Freezer temperatures can also vary. The recommended storage periods will assume that your freezer is 32°F (0°C). For every five degree increase in temperature, you should cut storage time in half. If your refrigerator has only one door, don’t keep food in the freezer for more than a week as these freezers don’t normally maintain temperatures as low as 32°F (0°C).
Fast-foods should be preserved the same way you do cooked foods. Bear in mind, however, that stuffings and toppings for a pizza and a burger may have sat on the counter for hours before you bought it.
Remember that cup-of-noodles you couldn’t finish at lunch? Trash it. Pre-cooked food musn’t be saved for a later meal once you’ve opened it. Warning: Eating food from a bulging or dented can could be potentially fatal because the swelling may signal contamination.
Vegetables And Salads
Raw veggies and fruits retain most of their nutrients in the refrigerator. You can preserve them further by storing them in vacuum-packed containers and zip-lock pouches to slow down oxidation.
For the same reason, avoid cutting them up into smaller pieces. Refrigerated vegetables kept whole remain unspoilt in the crisper for a week if kept in nylon mesh bags. Tip: A spring of curry leaves in each veggie bag can retard deterioration even further!
- Keep salad ingredients separate and mix only when needed.
- Fruits should be consumed within four hours of removal from the fridge.
Food In The Pantry
Dried foods don’t contain enough moisture for bacteria to thrive, while canned food is air-tight – so pantry storage is more a question of quality than safety.
Toss out any cans that are rusting, leaking or bulging, and always put newly purchased items at the back of the shelf so that you use the older items first.
No matter how thorough, there will always be something that slips through your dating system or doesn’t appear on any of your lists. So, stick by this mantra: When in doubt, throw it out!
Cereals, Beans And Pulses
Rice and legumes can stay in your pantry for up to a year. To keep them fresh, put four to five dried chilli in the container.

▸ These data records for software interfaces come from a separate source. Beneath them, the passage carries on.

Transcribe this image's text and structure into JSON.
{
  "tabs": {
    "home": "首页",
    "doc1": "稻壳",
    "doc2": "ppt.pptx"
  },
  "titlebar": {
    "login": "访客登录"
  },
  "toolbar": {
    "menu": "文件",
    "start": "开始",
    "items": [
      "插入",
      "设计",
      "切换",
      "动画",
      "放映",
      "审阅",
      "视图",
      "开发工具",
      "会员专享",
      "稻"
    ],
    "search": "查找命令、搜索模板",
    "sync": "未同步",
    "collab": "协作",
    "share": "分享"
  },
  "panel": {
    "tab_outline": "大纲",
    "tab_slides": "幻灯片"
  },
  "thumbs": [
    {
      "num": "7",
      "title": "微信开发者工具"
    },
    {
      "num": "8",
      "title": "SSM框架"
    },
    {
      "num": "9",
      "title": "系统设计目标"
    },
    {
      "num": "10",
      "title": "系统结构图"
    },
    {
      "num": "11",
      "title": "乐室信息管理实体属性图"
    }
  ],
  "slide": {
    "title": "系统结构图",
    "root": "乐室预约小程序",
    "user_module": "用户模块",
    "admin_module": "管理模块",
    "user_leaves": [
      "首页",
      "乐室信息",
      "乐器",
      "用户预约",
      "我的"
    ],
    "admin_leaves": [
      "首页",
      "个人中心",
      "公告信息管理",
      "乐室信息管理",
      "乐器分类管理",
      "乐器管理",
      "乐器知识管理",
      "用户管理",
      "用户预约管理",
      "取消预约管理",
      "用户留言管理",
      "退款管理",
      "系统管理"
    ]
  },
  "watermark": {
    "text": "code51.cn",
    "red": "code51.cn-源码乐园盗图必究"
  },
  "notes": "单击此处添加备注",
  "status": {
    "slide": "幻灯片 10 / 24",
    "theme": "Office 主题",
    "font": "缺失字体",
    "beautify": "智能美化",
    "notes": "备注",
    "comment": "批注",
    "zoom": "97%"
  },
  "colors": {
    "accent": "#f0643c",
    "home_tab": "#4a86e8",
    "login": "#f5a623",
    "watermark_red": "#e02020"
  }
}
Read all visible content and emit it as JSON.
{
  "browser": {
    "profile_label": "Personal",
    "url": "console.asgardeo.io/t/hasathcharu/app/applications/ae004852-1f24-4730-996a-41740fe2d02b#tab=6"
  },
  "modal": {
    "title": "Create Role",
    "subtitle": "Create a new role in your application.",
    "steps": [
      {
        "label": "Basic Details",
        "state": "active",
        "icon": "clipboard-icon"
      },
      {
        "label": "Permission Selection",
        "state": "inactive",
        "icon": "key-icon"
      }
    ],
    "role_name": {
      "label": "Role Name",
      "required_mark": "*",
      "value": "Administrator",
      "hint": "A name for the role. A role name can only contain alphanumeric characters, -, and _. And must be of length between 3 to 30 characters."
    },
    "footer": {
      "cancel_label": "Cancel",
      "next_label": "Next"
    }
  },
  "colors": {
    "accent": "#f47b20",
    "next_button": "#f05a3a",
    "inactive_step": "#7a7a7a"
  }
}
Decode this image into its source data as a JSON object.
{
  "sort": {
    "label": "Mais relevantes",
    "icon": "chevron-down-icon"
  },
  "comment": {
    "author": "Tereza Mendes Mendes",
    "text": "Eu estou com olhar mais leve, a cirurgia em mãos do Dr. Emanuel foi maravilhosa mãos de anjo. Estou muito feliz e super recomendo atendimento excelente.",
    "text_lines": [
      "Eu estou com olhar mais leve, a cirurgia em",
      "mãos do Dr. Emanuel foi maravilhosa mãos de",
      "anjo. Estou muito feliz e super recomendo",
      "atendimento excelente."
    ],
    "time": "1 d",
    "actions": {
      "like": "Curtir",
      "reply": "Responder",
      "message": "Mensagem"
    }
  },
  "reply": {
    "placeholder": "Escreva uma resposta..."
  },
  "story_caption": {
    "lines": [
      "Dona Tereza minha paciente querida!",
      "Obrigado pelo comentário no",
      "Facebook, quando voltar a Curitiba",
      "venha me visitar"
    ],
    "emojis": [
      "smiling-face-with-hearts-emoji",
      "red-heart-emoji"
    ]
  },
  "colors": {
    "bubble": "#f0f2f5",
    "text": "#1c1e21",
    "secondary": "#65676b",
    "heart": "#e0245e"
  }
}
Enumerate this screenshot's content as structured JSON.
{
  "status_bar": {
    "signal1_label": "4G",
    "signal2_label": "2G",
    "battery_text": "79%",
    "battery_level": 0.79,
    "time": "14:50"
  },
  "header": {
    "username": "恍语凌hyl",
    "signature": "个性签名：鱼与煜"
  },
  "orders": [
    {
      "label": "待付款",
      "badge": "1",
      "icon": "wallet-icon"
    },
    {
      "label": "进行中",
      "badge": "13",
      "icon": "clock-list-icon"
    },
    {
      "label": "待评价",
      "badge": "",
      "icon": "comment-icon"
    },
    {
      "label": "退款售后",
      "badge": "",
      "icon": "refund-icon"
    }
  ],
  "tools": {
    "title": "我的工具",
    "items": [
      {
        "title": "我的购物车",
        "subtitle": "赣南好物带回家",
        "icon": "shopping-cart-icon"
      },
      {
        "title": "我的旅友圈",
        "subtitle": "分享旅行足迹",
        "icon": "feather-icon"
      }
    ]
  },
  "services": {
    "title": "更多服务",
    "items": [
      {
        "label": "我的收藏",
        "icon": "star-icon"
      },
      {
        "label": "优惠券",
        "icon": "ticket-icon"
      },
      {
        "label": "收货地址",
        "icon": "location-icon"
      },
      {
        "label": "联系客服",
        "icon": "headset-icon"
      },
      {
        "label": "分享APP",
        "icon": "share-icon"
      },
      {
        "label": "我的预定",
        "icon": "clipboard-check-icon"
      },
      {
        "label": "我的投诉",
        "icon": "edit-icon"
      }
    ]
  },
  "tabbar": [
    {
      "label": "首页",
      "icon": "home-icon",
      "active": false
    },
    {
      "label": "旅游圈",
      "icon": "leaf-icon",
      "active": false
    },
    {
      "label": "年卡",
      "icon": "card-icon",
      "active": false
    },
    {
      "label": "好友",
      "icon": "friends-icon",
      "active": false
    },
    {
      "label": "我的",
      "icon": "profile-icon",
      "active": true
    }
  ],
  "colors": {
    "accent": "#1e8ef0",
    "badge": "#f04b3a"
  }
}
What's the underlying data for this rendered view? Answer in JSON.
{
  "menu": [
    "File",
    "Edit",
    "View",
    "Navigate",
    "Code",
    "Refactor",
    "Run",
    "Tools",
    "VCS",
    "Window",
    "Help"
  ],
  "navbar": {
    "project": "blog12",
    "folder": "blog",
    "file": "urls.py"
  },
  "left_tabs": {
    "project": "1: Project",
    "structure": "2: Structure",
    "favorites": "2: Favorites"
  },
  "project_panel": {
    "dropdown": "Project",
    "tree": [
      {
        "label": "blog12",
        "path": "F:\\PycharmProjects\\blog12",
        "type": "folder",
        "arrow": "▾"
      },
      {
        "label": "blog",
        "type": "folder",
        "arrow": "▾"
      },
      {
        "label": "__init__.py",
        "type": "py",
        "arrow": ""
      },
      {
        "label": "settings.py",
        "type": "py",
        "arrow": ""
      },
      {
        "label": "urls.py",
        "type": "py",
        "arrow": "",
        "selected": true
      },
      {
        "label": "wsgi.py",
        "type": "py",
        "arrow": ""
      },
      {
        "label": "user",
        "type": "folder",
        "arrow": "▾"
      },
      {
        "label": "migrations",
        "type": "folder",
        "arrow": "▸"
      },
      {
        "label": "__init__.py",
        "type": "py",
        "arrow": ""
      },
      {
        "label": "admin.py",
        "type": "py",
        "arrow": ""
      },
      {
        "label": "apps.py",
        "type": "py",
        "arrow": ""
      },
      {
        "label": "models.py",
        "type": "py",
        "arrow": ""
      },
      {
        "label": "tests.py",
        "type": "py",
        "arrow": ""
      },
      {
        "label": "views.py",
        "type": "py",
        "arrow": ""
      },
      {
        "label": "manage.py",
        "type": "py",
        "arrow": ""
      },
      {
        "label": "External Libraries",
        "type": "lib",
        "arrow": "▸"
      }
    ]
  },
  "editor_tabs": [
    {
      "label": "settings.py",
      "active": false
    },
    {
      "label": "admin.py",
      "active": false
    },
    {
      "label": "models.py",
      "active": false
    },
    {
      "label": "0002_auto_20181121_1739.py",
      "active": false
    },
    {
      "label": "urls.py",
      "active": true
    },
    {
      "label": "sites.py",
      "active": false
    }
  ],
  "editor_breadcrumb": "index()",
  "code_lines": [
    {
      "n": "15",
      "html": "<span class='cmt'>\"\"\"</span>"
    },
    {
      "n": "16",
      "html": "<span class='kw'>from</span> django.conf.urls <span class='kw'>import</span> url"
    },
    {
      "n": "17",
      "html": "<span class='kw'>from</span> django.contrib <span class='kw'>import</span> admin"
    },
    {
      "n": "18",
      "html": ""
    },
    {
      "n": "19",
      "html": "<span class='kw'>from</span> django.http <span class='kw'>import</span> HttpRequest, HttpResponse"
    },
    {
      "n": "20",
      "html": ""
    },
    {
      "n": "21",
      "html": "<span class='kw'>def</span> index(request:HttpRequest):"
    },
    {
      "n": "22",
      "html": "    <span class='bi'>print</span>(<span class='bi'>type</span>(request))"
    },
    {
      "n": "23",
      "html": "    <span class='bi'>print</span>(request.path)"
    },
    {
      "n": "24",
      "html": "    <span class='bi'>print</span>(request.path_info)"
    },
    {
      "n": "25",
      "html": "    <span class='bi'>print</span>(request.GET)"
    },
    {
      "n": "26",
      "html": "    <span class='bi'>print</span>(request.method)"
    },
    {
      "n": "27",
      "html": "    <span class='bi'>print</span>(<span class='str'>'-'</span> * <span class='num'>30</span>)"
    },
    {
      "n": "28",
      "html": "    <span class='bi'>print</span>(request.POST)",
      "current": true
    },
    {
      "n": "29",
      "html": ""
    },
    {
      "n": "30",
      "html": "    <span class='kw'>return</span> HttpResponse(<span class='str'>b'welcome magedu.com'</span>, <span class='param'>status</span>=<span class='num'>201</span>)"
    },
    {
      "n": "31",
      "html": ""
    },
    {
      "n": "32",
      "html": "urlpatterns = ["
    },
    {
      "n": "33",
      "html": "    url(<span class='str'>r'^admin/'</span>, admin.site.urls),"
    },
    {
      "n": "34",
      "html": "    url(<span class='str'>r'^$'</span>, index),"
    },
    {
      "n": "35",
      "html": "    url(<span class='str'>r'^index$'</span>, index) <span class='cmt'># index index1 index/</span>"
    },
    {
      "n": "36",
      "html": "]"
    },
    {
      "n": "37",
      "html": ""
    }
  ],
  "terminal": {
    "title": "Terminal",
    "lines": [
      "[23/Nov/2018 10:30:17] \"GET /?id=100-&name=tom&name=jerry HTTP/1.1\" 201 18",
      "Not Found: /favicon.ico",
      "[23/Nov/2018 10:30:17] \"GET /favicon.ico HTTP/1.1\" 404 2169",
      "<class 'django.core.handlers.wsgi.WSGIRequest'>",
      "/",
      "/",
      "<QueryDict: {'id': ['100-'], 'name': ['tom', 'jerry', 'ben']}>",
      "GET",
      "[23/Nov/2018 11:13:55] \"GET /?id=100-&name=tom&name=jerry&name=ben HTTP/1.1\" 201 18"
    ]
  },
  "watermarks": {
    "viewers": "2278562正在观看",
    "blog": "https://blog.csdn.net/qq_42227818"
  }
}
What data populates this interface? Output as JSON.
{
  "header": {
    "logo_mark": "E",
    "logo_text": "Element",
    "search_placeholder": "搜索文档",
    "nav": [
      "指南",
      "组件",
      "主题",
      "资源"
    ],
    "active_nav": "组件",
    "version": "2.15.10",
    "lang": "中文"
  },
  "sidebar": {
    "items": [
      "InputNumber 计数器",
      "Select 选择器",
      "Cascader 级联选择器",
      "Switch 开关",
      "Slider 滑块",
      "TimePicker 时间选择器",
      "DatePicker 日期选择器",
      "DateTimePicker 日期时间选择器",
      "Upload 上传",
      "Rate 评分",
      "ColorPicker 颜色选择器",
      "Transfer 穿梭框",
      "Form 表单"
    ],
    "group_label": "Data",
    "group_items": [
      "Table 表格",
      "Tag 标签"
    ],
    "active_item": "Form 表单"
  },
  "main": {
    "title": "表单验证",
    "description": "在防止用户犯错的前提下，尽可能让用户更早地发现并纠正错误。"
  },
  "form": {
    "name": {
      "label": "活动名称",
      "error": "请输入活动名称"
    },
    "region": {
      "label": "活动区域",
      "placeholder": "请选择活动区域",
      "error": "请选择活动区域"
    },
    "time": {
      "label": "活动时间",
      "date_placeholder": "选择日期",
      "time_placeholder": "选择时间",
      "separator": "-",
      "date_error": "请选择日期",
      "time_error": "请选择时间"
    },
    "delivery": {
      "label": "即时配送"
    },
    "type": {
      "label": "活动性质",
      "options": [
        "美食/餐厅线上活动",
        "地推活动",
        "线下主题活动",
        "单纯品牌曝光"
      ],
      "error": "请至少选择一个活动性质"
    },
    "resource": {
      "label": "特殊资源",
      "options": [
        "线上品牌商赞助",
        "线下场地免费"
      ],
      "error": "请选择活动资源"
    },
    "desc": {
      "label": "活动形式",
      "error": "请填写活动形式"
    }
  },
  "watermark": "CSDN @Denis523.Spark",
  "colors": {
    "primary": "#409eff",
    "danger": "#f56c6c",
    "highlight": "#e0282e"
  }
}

Refined oils keep longer than non-refined ones. Never pour oil into a hot pan from a plastic bottle as the heat can cause a chemical reaction. Use a steel container instead.
- If not using a microwave, thaw poultry and meat in the refrigerator, not on the kitchen counter, to retard bacterial growth.
- Never taste leftovers, especially meat that looks or smell strange.
- Never dip fingers in food to taste.
- Don’t reuse oil that has been used to fry non-vegetarian items. More than the fear of rancidity (which isn’t really a health risk), the cancer-causing free radicals are a concern. Oil used to fry items are like papaddum can be reused at least two or three times.